By Susan Pack, Training Manager, University of Pennsylvania
I often think about the developmental changes that occur when international students or workers come to the United States. What challenges do they face and what emotional obstacles are encountered? For those who come to work or study in the U.S., how do they transition into this western culture, while maintaining their own cultural identity?
When international scholars come to the U.S. their developmental changes continues. In turn their American counterparts need to build an awareness of cross-cultural differences, embrace change, and truly appreciate and understand the needs of a diverse workplace, as we all try to reach the same goal of exceptional research and animal care.
International postdoctoral students make up a significant portion of our biomedical research community in the U.S., it is logical that we need to better understand their needs, be respectful of their unique situations, and aid in their adjustment to this new U.S. biomedical research work environment. Important questions to consider include the following: How do members of this group fit into our American society and into the biomedical community? What are their struggles and how can we ultimately improve relationships between American and international researchers? How can we help in their transition and build strong relationships that will benefit all involved, including the research animals?
We need to find creative ways of improving communication, and look closely at this group of international biomedical researchers to determine communication difficulties. Are cultural differences being perceived as “rudeness” or “disrespect”? Ultimately, how does culture and language play a role in miscommunications that are taking place?
Other international groups working or studying in the U.S. have been studied rather intensely in regards to acculturation. These populations include groups such as international teaching assistants, international undergraduate students, international healthcare workers, and international medical graduates. Their struggles and patterns of acculturation are similar to those of the international postdoctoral groups working in the U.S. All groups above have struggles with language, as well as “fitting in” to the western culture. Many experience difficulty mastering the English language (especially “slang” language), as well as normal social “American” behavior. On top of that, consider the regulatory differences between countries, potential differences in medical/biomedical discourse, as well as differences in ethical considerations, especially when using animals in research. All of these factors can lead to miscommunication between international scholars and their American counterparts or service providers.

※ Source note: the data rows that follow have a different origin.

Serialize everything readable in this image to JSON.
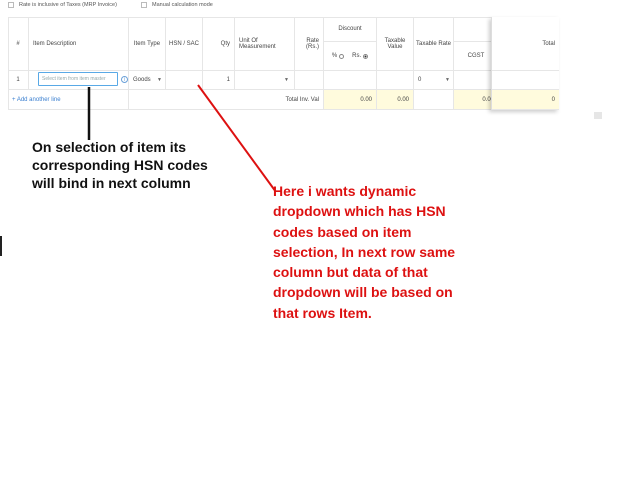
{
  "options": {
    "rate_inclusive_label": "Rate is inclusive of Taxes (MRP Invoice)",
    "manual_calc_label": "Manual calculation mode"
  },
  "table": {
    "headers": {
      "index": "#",
      "item_description": "Item Description",
      "item_type": "Item Type",
      "hsn_sac": "HSN / SAC",
      "qty": "Qty",
      "uom": "Unit Of Measurement",
      "rate": "Rate (Rs.)",
      "discount": "Discount",
      "discount_pct": "%",
      "discount_rs": "Rs.",
      "taxable_value": "Taxable Value",
      "taxable_rate": "Taxable Rate",
      "tax_group_partial": "Ta",
      "cgst": "CGST",
      "total": "Total"
    },
    "row": {
      "index": "1",
      "item_placeholder": "Select item from item master",
      "item_type": "Goods",
      "qty": "1",
      "taxable_rate": "0",
      "total": "0"
    },
    "footer": {
      "add_line": "+ Add another line",
      "total_inv_val_label": "Total Inv. Val",
      "discount_total": "0.00",
      "taxable_total": "0.00",
      "cgst_total": "0.00",
      "grand_total": "0"
    }
  },
  "annotations": {
    "black_note": "On selection of item its corresponding HSN codes will bind in next column",
    "red_note": "Here i wants dynamic dropdown which has HSN codes based on item selection, In next row same column but data of that dropdown will be based on that rows Item."
  },
  "colors": {
    "annotation_red": "#dd1111",
    "annotation_black": "#111111",
    "highlight_yellow": "#fffbdd",
    "input_focus_blue": "#59a9e6"
  }
}
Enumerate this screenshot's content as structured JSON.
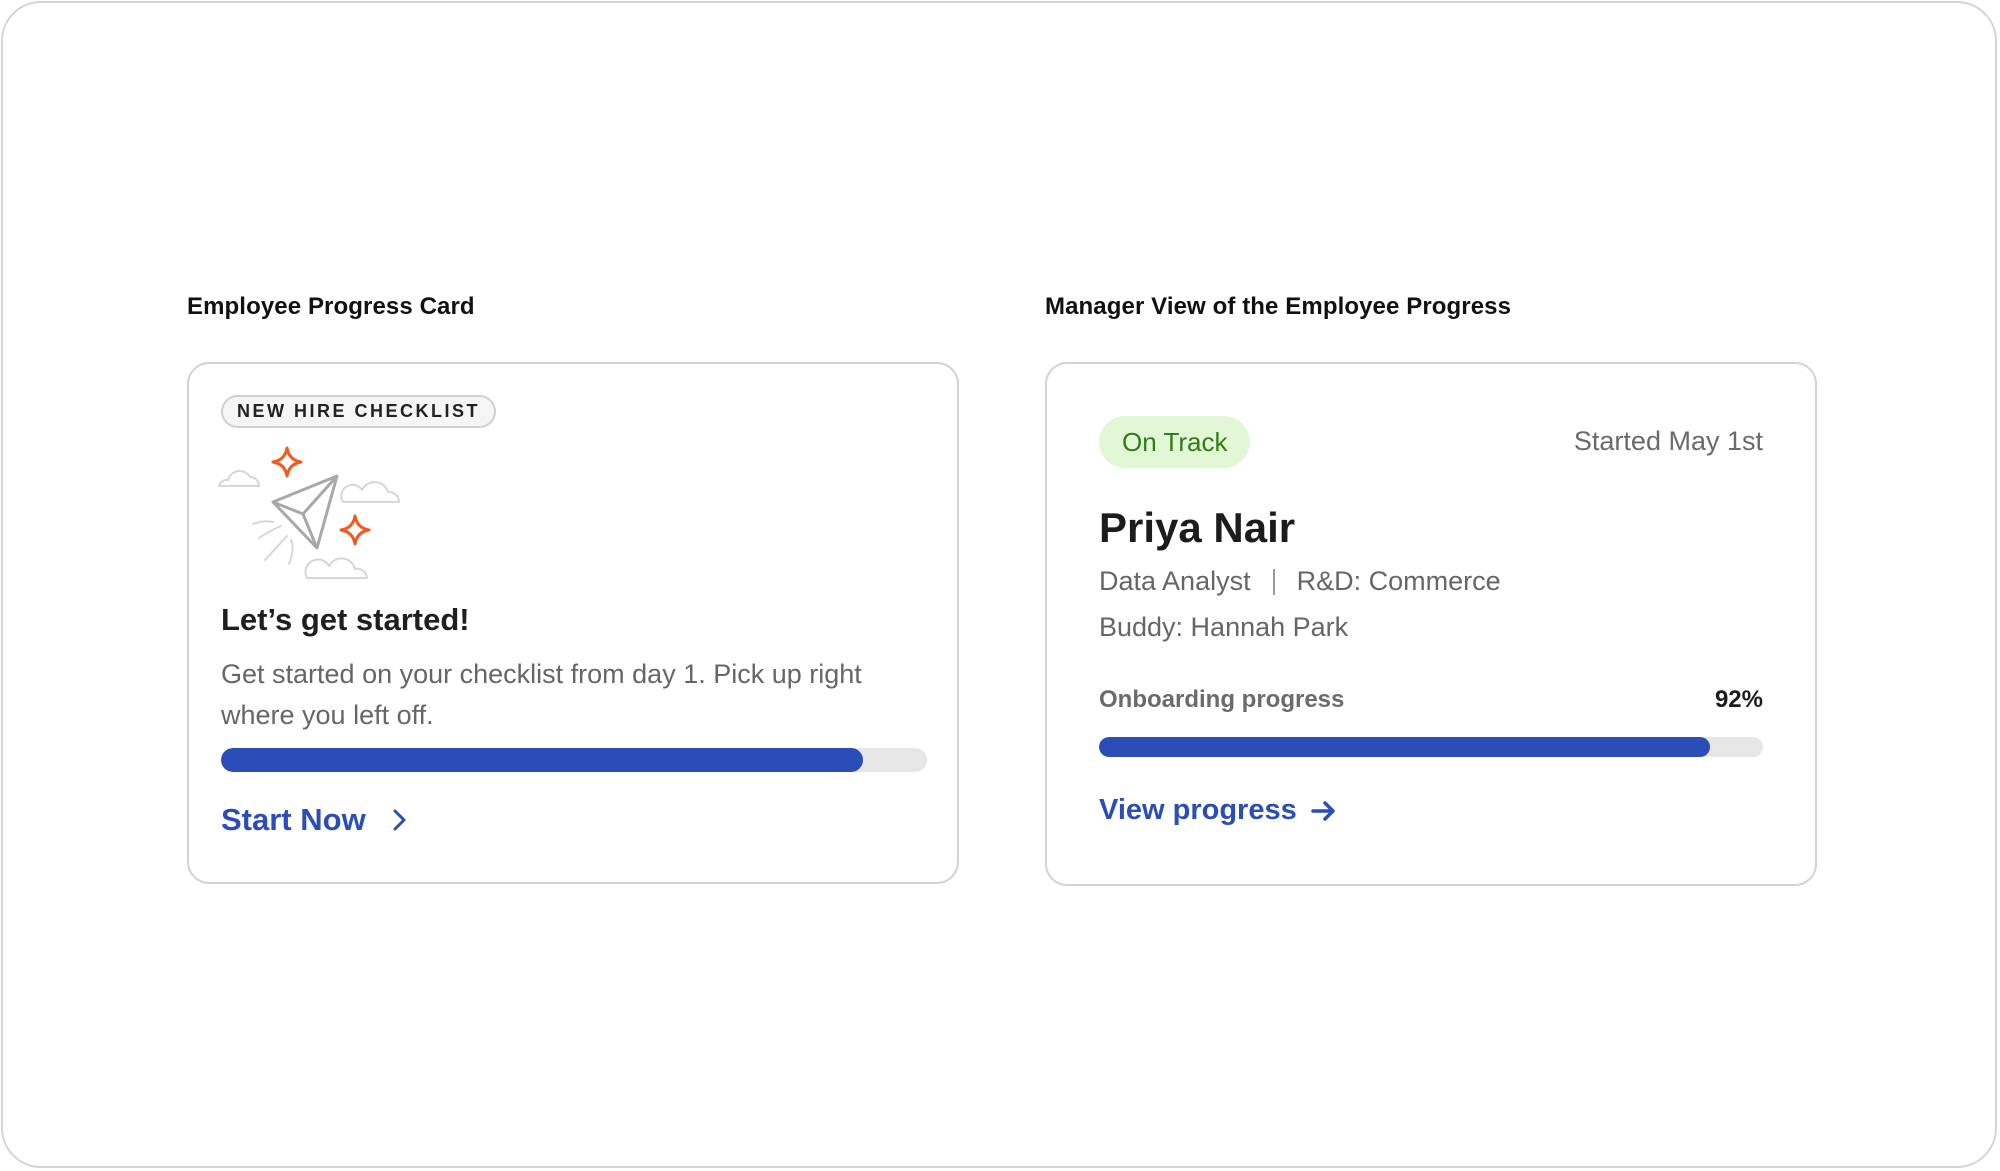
{
  "employee_section": {
    "title": "Employee Progress Card",
    "chip": "NEW HIRE CHECKLIST",
    "illustration_icon": "paper-plane-icon",
    "heading": "Let’s get started!",
    "body": "Get started on your checklist from day 1. Pick up right where you left off.",
    "progress": 0.91,
    "cta": "Start Now"
  },
  "manager_section": {
    "title": "Manager View of the Employee Progress",
    "status": "On Track",
    "started": "Started May 1st",
    "name": "Priya Nair",
    "role": "Data Analyst",
    "department": "R&D: Commerce",
    "buddy": "Buddy: Hannah Park",
    "progress_label": "Onboarding progress",
    "progress_pct": "92%",
    "progress": 0.92,
    "cta": "View progress"
  },
  "colors": {
    "accent": "#2a4db8",
    "spark": "#f05a1e",
    "status_bg": "#e2f7d6",
    "status_text": "#2f7d14"
  }
}
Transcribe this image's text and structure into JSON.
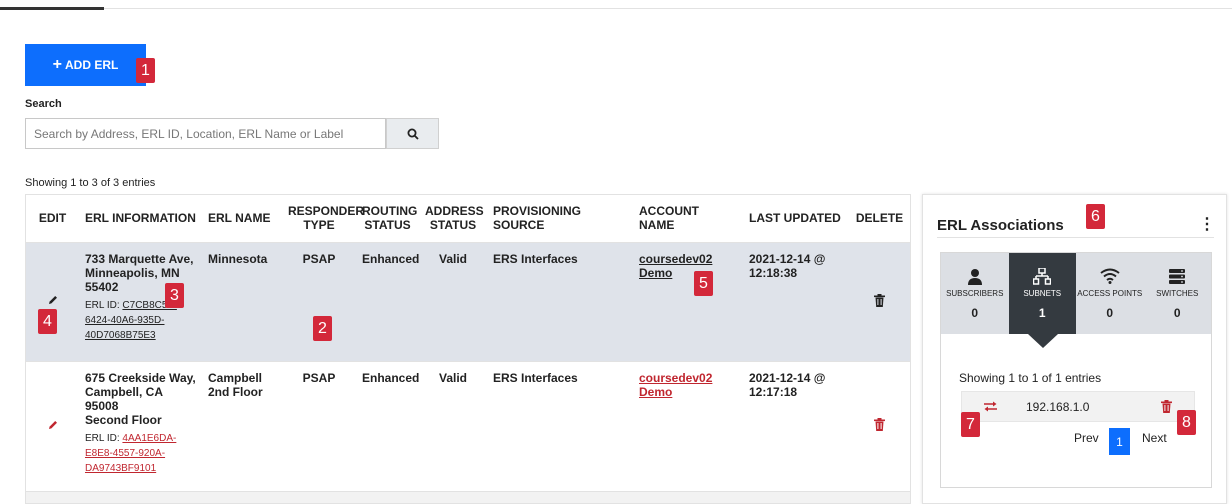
{
  "toolbar": {
    "add_label": "ADD ERL"
  },
  "markers": [
    "1",
    "2",
    "3",
    "4",
    "5",
    "6",
    "7",
    "8"
  ],
  "search": {
    "label": "Search",
    "placeholder": "Search by Address, ERL ID, Location, ERL Name or Label"
  },
  "table": {
    "showing": "Showing 1 to 3 of 3 entries",
    "headers": [
      "EDIT",
      "ERL INFORMATION",
      "ERL NAME",
      "RESPONDER TYPE",
      "ROUTING STATUS",
      "ADDRESS STATUS",
      "PROVISIONING SOURCE",
      "ACCOUNT NAME",
      "LAST UPDATED",
      "DELETE"
    ],
    "rows": [
      {
        "address": "733 Marquette Ave, Minneapolis, MN 55402",
        "location": "",
        "erl_id_label": "ERL ID:",
        "erl_id": "C7CB8C5F-6424-40A6-935D-40D7068B75E3",
        "erl_name": "Minnesota",
        "responder_type": "PSAP",
        "routing_status": "Enhanced",
        "address_status": "Valid",
        "provisioning_source": "ERS Interfaces",
        "account_name": "coursedev02 Demo",
        "last_updated": "2021-12-14 @ 12:18:38"
      },
      {
        "address": "675 Creekside Way, Campbell, CA 95008",
        "location": "Second Floor",
        "erl_id_label": "ERL ID:",
        "erl_id": "4AA1E6DA-E8E8-4557-920A-DA9743BF9101",
        "erl_name": "Campbell 2nd Floor",
        "responder_type": "PSAP",
        "routing_status": "Enhanced",
        "address_status": "Valid",
        "provisioning_source": "ERS Interfaces",
        "account_name": "coursedev02 Demo",
        "last_updated": "2021-12-14 @ 12:17:18"
      }
    ]
  },
  "panel": {
    "title": "ERL Associations",
    "tabs": [
      {
        "label": "SUBSCRIBERS",
        "count": "0",
        "icon": "person-icon"
      },
      {
        "label": "SUBNETS",
        "count": "1",
        "icon": "network-icon"
      },
      {
        "label": "ACCESS POINTS",
        "count": "0",
        "icon": "wifi-icon"
      },
      {
        "label": "SWITCHES",
        "count": "0",
        "icon": "server-icon"
      }
    ],
    "showing": "Showing 1 to 1 of 1 entries",
    "subnet": "192.168.1.0",
    "pager": {
      "prev": "Prev",
      "page": "1",
      "next": "Next"
    }
  },
  "colors": {
    "primary": "#0d6efd",
    "marker": "#d3283a",
    "selected_row": "#dfe3ea",
    "link_red": "#c0262f"
  }
}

These are some general experiences, differences and difficulties that international postdoctoral students may encounter during their postdoctoral experience in the US. In addition, the findings of these other similar sample populations stress the need for more acculturation research.
Although there are many guides throughout the internet, supports from academic institutions hosting international postdoctoral students, and suggestions from reputable organizations (such as the National Postdoctoral Organization), there still needs to be guided support from American counterparts and most importantly an awareness of cultural differences and cultural needs. When working with foreign scholars, institutions must determine what struggles they face and then provide them with guidance and resources. We have the opportunity to assist these individuals in gaining a better understanding of their roles as researchers and understanding of cultural patterns in the U.S. that they might not otherwise be acclimated to. The goal of this article is to peak your interest in the topic of intercultural communication in the biomedical workplace, open your mind to cross-cultural differences, and hopefully allow you to improve relationships with international scholars you work with on a regular basis.